Letters: Other views on road funding, energy sources

The Detroit News
TuSimple's trucks use a camera system allowing the vehicles to view about 3,280 feet ahead.

Bring back renewal plates for big rigs

Funding for needed road repair can be obtained in this manner: Do away with the "forever" license plates for trailers. Make then an annual renewal plate, like it was before the change.

Do not use the "one size fits all" formula, but rather charge by size and load capacity. Hit the big rigs the hardest, like the lumber and asphalt trailers, the double bottoms and tandem trailers, as they are responsible for most of the wear and tear.

The little 4x6 or 4x8 utility trailers should pay according to their size. Don't forget the mobile home trailers that travel our roads.

This coupled with a moderate gas tax increase would go a long way in paying for needed repairs.

Jerome Ciesinski, Warren 

Reclamation key to balancing energy and environment

Every form of energy development — wind, solar, hydro, oil, natural gas — impacts the land and environment in some way. It’s impossible to produce oil and gas without pump jacks, or to generate solar and wind energy without panels and windmills.
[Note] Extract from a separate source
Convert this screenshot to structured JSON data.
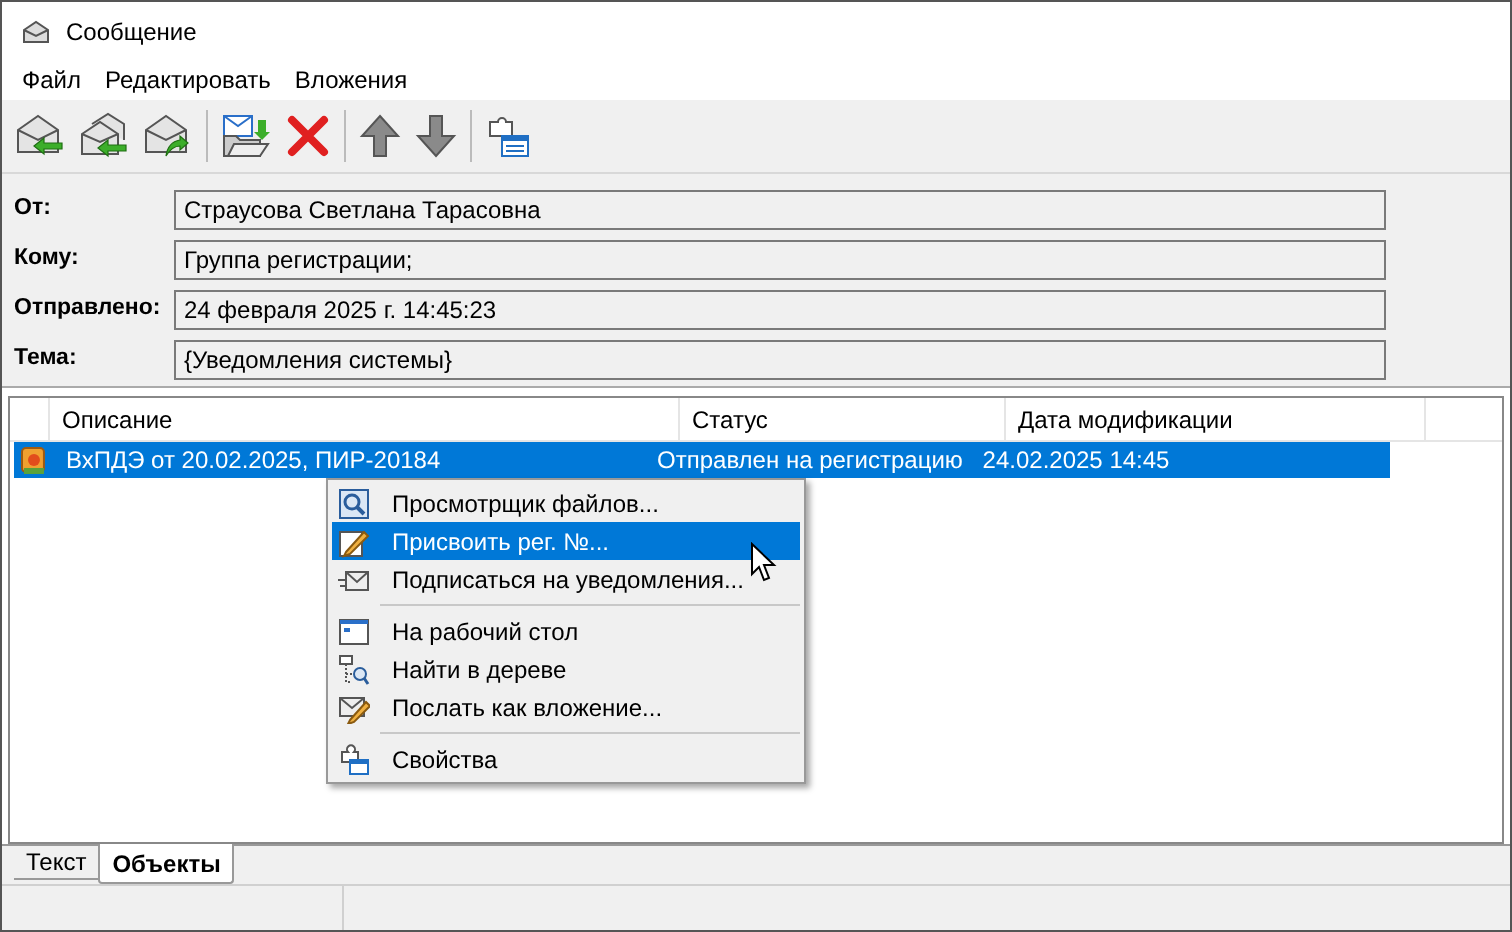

Large-scale solar farms and wind development in rural areas and open spaces have visual and physical impacts, as well as implications to wildlife and their habitat.

The sun sets behind a tattered windmill, Tuesday, June 18, 2019, near Tappen, N.D.
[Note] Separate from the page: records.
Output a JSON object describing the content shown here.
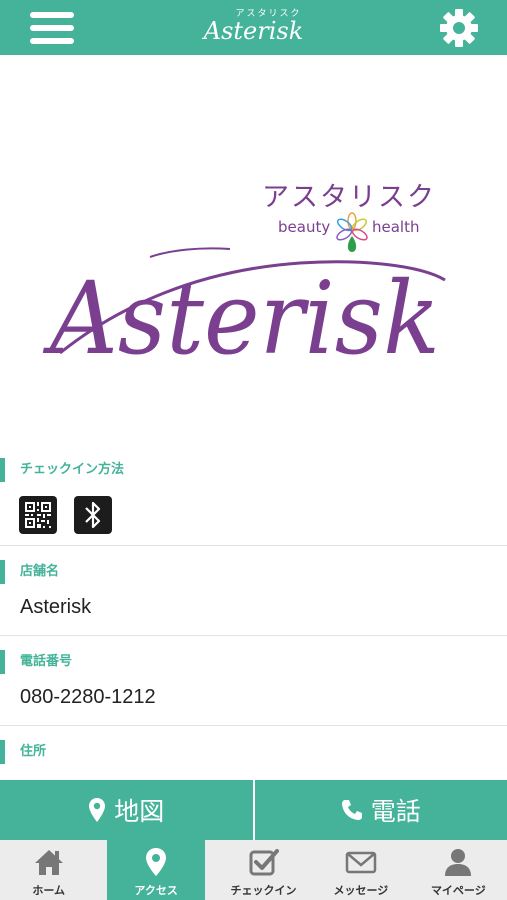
{
  "header": {
    "logo_kana": "アスタリスク",
    "logo_script": "Asterisk",
    "menu_icon": "hamburger-menu-icon",
    "settings_icon": "gear-icon"
  },
  "brand_logo": {
    "kana": "アスタリスク",
    "tagline_left": "beauty",
    "tagline_right": "health",
    "script": "Asterisk",
    "color": "#7b3f8f"
  },
  "checkin": {
    "label": "チェックイン方法",
    "icons": [
      "qr-code-icon",
      "bluetooth-icon"
    ]
  },
  "store": {
    "label": "店舗名",
    "value": "Asterisk"
  },
  "phone": {
    "label": "電話番号",
    "value": "080-2280-1212"
  },
  "address": {
    "label": "住所"
  },
  "actions": {
    "map_label": "地図",
    "call_label": "電話"
  },
  "tabs": [
    {
      "label": "ホーム",
      "icon": "home-icon",
      "active": false
    },
    {
      "label": "アクセス",
      "icon": "map-pin-icon",
      "active": true
    },
    {
      "label": "チェックイン",
      "icon": "checkbox-icon",
      "active": false
    },
    {
      "label": "メッセージ",
      "icon": "envelope-icon",
      "active": false
    },
    {
      "label": "マイページ",
      "icon": "user-icon",
      "active": false
    }
  ],
  "colors": {
    "accent": "#44b39a",
    "logo_purple": "#7b3f8f"
  }
}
There is duplicity in the political decisions being made about Michigan’s energy economy.

How is industrializing up to 3 million acres of open space for solar development OK, as Gov. Gretchen Whitmer did by removing restrictions from the Farmland and Open Space Preservation Program, but replacing and modernizing an underground pipeline is bad for the environment?

Pipeline construction has a short, temporary impact. Once the process is finished, machineries move on, and energy continues to flow underground, out of sight.

Michiganians need all types of energy. They also need to protect the environment. The key to both is reclamation, a complex process which takes place before, during and after energy development.

When done right, reclaimed land is just as good or better than it was before. Reclamation a tailored set of commonsense rules and regulations that allow energy companies to develop the energy we need while protecting the environment we love.

Reclamation begins before the trucks roll out. Soil is mapped, stored and protected, and erosion control measures are set in place. As construction proceeds, interim reclamation begins. This involves continued erosion control, noxious weed control, frequent environmental testing and reseeding.

When construction is finished, the land is restored to its original condition.

Regardless of the energy source, effective reclamation should be the deciding force behind balancing energy development and environmental protection.

Chris Ventura, regional director

Consumer Energy Alliance